Commentaries

Apple-Google learn Corporate Governance 1.0

August 3, 2009

LONDON, Aug 3 (Reuters) – The resignation of Google CEO Eric Schmidt from Apple’s board should come as no surprise to anyone with an inkling of what corporate governance means.

Tech results give few clues to economy: Eric Auchard

July 27, 2009

Windows 7 touchscreen demonstrationBy Eric Auchard

LONDON, July 24 (Reuters) – Investors have proved all too ready to interpret positive earnings trends from Intel, IBM and Apple as signs of economic recovery and to justify a continued rally in technology stocks.

The hollow ring of tech earnings reports: Eric Auchard

July 17, 2009

By Eric Auchard

Morgan Stanley Hi-Tech Index year-to-dateLONDON, July 17 (Reuters) – For technology investors looking for clues to how the sector is faring, Intel Corp sent a false positive signal with its upbeat quarterly report this week.
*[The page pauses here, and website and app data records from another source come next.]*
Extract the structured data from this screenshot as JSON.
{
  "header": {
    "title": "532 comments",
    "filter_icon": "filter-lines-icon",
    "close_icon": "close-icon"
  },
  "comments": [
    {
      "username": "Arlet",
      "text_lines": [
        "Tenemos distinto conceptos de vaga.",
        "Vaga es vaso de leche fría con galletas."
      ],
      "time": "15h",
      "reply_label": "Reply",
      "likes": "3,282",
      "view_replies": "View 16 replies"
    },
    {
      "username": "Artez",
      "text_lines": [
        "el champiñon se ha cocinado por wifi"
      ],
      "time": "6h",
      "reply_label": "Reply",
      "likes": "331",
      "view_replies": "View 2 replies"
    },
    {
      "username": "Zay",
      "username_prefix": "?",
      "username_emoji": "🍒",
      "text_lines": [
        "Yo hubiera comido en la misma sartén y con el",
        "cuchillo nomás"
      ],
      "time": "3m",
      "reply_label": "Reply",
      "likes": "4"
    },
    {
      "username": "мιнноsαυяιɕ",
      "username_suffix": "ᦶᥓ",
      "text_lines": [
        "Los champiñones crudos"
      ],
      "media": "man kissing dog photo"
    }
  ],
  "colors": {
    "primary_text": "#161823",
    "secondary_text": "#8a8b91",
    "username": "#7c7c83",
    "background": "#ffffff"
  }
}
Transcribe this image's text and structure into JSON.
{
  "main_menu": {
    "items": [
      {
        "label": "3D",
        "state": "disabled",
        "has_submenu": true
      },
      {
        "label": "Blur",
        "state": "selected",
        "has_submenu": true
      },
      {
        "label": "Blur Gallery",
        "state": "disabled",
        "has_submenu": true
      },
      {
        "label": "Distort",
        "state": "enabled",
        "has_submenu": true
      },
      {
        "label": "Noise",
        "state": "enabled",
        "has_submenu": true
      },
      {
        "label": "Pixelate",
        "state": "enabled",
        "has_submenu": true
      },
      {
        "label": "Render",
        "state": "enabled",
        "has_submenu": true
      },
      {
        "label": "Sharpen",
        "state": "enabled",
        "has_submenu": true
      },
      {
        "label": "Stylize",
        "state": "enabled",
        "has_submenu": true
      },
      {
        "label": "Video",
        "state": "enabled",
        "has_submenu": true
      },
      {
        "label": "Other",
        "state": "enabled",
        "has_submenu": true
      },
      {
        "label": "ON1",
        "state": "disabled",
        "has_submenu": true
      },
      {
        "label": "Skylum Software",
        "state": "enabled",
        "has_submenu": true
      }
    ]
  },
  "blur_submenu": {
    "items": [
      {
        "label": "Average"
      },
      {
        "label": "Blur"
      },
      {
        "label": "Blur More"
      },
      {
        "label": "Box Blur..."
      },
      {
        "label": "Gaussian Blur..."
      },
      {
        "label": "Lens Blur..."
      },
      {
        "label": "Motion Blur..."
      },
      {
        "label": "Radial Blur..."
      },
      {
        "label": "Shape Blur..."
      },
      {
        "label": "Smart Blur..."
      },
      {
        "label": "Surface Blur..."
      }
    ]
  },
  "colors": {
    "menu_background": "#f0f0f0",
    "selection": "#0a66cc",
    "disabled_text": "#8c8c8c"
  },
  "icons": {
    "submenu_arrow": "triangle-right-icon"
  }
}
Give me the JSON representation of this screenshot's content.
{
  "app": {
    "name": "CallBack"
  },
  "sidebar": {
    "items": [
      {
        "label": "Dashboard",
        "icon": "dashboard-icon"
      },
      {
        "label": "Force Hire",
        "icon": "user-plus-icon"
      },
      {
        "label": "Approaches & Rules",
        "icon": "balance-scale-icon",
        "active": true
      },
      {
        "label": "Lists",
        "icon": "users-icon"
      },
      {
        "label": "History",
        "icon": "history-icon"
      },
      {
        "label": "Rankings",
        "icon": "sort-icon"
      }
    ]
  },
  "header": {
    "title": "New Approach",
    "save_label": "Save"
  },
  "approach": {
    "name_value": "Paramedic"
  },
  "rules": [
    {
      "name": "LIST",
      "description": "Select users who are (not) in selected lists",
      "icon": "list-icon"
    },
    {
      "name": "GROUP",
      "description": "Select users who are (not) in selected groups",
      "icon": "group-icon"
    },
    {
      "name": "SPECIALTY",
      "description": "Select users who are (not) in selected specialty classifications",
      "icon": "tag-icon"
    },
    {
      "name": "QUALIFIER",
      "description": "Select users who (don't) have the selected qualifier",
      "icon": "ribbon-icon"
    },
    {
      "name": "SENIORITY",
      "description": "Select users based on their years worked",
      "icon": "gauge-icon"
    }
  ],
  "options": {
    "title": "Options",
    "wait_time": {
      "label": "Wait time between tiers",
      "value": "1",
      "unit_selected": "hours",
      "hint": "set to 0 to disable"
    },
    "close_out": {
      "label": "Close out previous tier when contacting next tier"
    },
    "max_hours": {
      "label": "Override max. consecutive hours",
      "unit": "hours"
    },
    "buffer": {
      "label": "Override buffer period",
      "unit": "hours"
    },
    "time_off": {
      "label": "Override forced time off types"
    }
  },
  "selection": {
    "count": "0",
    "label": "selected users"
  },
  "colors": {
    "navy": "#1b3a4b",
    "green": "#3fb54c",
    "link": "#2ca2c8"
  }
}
Subsequent reports from IBM, Nokia and Google show how hollow any recovery for growth stocks is proving to be. Even though the growth sector has defied the broader market sell-off in recent weeks, all the signs point to weak trading in months ahead.

Don’t read too much into Intel’s success: Eric Auchard

July 16, 2009

By Eric Auchard

Intel CEO Paul OtelliniLONDON (Reuters) – Intel Corp has cheered up investors by once again making forecasts about its financial performance. The trouble with reading too much into its rebound, however, is that this is largely due to productivity gains of its own making, rather than a broader awakening of demand.

In monopolies we love

July 15, 2009

The market is soaring today largely because chip-maker Intel reported better than expected earnings and Goldman Sachs bested even the most optimistic earnings predictions. But is it any shock that these two defacto monopolies would produce outsized earnings.

from MediaFile:

Netbook name game

June 4, 2009

Netbook is a remarkably clear and memorable terrm as far as most computer industry jargon goes. Which is why, as with any hot product category, it's hard for the computer industry to agree on exactly what it means.